A key reason many folks are saying the new Nike Olympics shirt is offensive is because of the fact that it has only been made in female sizes and cuts, which critics say suggest that it the term is being used in a manner that is derogatory toward women.
A "gold digger," aka someone who engages in "gold digging" is defined by the Urban Dictionary as follows: "A girl that is only with a man because she wants his money; shell spend it on jewelery, clothes, psa treatments, etc. Once he goes broke she'll go for another man that is rich or just plain financially stable."
As such, the connotation is a negative one, and one that specifically targets women, as in Kanye West's hit song "Gold Digger," which states "I ain't sayin' she a gold digger / but she ain't messin' with no broke [men.]"
The fact that this black-and-gold shirt not only uses the arguably-offensive term, combined with the fact that it only comes in women's sizes, is seen as even more distasteful in light of the fact that there was much discussion during this year's Summer Games about whether women were being treated equally.
Many saw the 2012 Olympics as a watershed moment for women in sport, but others argued that just because more women competed this year than in any previous Summer Games, that does not mean that sexism was not at play throughout the Games.
For instance, the occasion of the first appearance of a Saudi Arabian woman competing on behalf of her country in an Olympic event -- track athlete Sarah Attar -- was viewed by many as a triumph for the women of her nation.
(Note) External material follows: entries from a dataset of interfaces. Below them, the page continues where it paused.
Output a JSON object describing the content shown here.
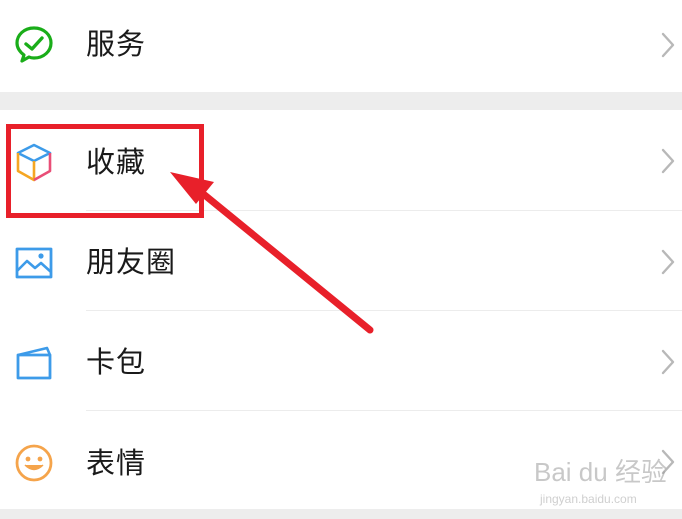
{
  "menu": {
    "items": [
      {
        "label": "服务",
        "icon": "service-icon"
      },
      {
        "label": "收藏",
        "icon": "favorites-icon"
      },
      {
        "label": "朋友圈",
        "icon": "moments-icon"
      },
      {
        "label": "卡包",
        "icon": "card-wallet-icon"
      },
      {
        "label": "表情",
        "icon": "stickers-icon"
      }
    ]
  },
  "annotation": {
    "highlight_color": "#e8202a"
  },
  "watermark": {
    "main": "Bai du 经验",
    "sub": "jingyan.baidu.com"
  },
  "colors": {
    "service_green": "#1aad19",
    "icon_blue": "#3d9be9",
    "sticker_orange": "#f5a44b",
    "separator": "#ededed"
  }
}
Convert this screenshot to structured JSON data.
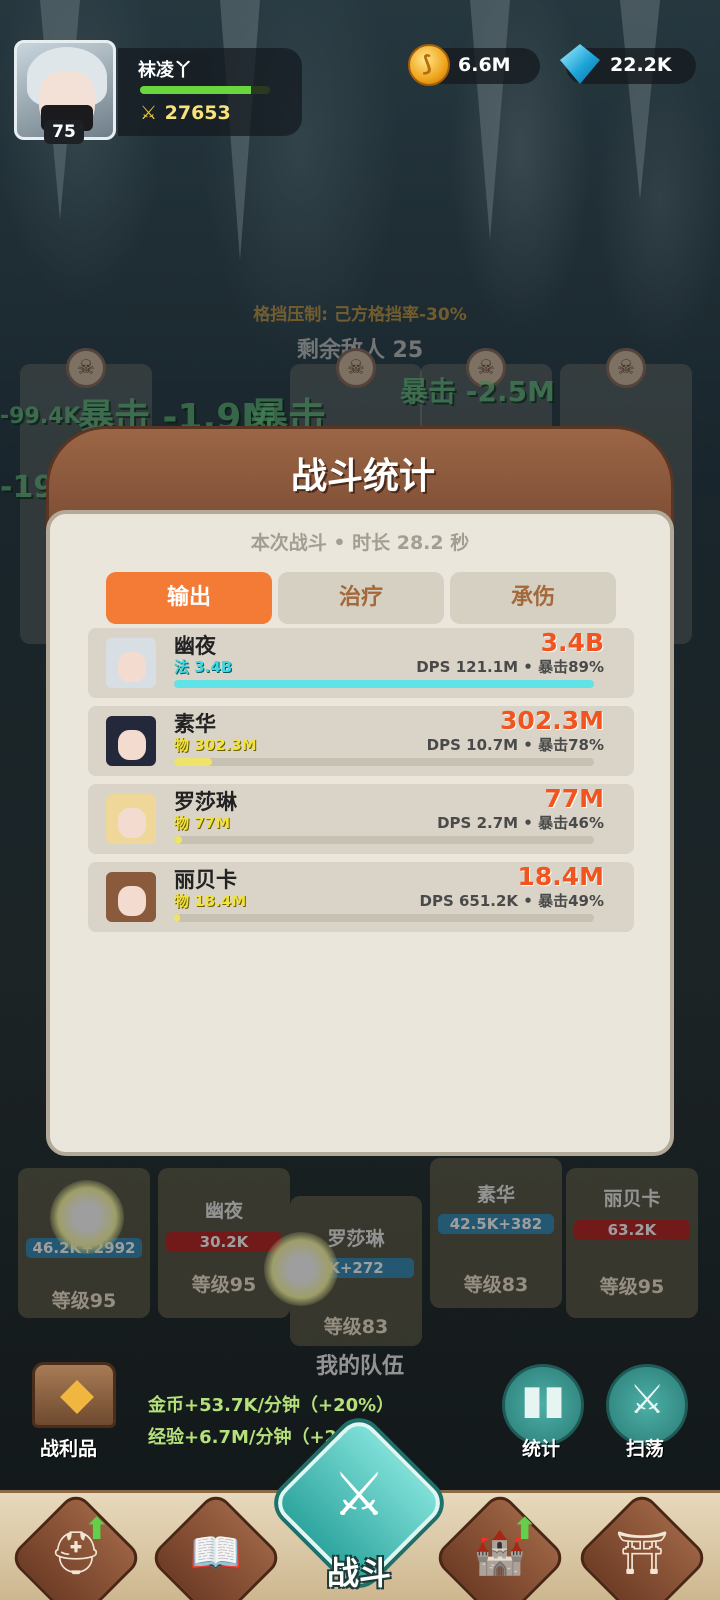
{
  "player": {
    "name": "袜凌丫",
    "level": "75",
    "power": "27653",
    "hp_fraction": 0.85
  },
  "currency": {
    "gold": "6.6M",
    "gems": "22.2K"
  },
  "battle": {
    "suppress_text": "格挡压制: 己方格挡率-30%",
    "enemies_left": "剩余敌人 25",
    "floating": [
      "-99.4K",
      "暴击 -1.9M",
      "暴击",
      "暴击 -2.5M",
      "-19"
    ]
  },
  "modal": {
    "title": "战斗统计",
    "meta": "本次战斗 • 时长 28.2 秒",
    "tabs": [
      {
        "label": "输出",
        "active": true
      },
      {
        "label": "治疗",
        "active": false
      },
      {
        "label": "承伤",
        "active": false
      }
    ],
    "rows": [
      {
        "name": "幽夜",
        "sub": "法 3.4B",
        "total": "3.4B",
        "dps": "DPS 121.1M • 暴击89%",
        "fill": 1.0,
        "bar_color": "#5fe3e6",
        "sub_type": "magic",
        "hair": "#d8dfe4"
      },
      {
        "name": "素华",
        "sub": "物 302.3M",
        "total": "302.3M",
        "dps": "DPS 10.7M • 暴击78%",
        "fill": 0.09,
        "bar_color": "#efe36a",
        "sub_type": "physical",
        "hair": "#23283a"
      },
      {
        "name": "罗莎琳",
        "sub": "物 77M",
        "total": "77M",
        "dps": "DPS 2.7M • 暴击46%",
        "fill": 0.02,
        "bar_color": "#efe36a",
        "sub_type": "physical",
        "hair": "#efd79a"
      },
      {
        "name": "丽贝卡",
        "sub": "物 18.4M",
        "total": "18.4M",
        "dps": "DPS 651.2K • 暴击49%",
        "fill": 0.01,
        "bar_color": "#efe36a",
        "sub_type": "physical",
        "hair": "#8a5a3c"
      }
    ]
  },
  "team": {
    "title": "我的队伍",
    "members": [
      {
        "name": "",
        "hp": "46.2K+2992",
        "level": "等级95",
        "hp_color": "#3a8fb8"
      },
      {
        "name": "幽夜",
        "hp": "30.2K",
        "level": "等级95",
        "hp_color": "#b82a2a"
      },
      {
        "name": "罗莎琳",
        "hp": "K+272",
        "level": "等级83",
        "hp_color": "#3a8fb8"
      },
      {
        "name": "素华",
        "hp": "42.5K+382",
        "level": "等级83",
        "hp_color": "#3a8fb8"
      },
      {
        "name": "丽贝卡",
        "hp": "63.2K",
        "level": "等级95",
        "hp_color": "#b82a2a"
      }
    ]
  },
  "bottom": {
    "loot_label": "战利品",
    "gold_rate": "金币+53.7K/分钟（+20%）",
    "exp_rate": "经验+6.7M/分钟（+20%）",
    "stats_label": "统计",
    "sweep_label": "扫荡",
    "battle_label": "战斗"
  }
}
But as some have pointed out, she still represented a nation that won't allow anyone of her gender to drive or appear in public without the supervision of a man.
And the hubbub over Gaby Douglas' hairstyle tarnished the 16-year-old's awe-inspiring gymnastic feats and gold medal in a way that it is nearly inconceivable had she been a man.
That brings us back to the issue of a women's-only, 2012 Olympics-inspired Nike shirt bearing the words "Gold Digging." Yes, American women Olympians racked up a whole pile of gold medals this year, but does that make it okay for Nike to use such a term in referencing a Summer Games that had its fair share of sexism?
A lot, according to the fashion blog Styleite, which Yahoo! reports tweeted the following: "US ladies win two-thirds of the country's gold medals at the Olympics, and @Nike rewards them with this sexist tee," which garnered responses such as this one, by a man on Twitter who agreed, writing, "Really, @nike, really?! You're going with "Gold Digging" for one of the #USWNT Olympic shirts? Super sexist."
Others support the shirt, but it appears that the debate will rage on for now, as the company does not seem to have any plans to pull the shirts from shelves, despite having seen enough controversy over them to actually sent the following statement to Yahoo! in order to clear the air:
"Nike has consistently supported female athletes and the position they enjoy as positive role models," the company said. "The t-shirt uses a phrase in an ironic way that is relevant given it was released just as the world focused on the success of female athletes."
No matter the gender politics at stake in the conversation over the shirts, stores including Footlocker, Finish Line, Nordstrom, Eastbay and Sports Authority are carrying -- and in some cases nearly selling out of -- the "Gold Digger" Nike tees at $24.99 a pop, according to Yahoo!
What do you think of Nike's 2012 Olympics-inspired "Gold Digger" shirts?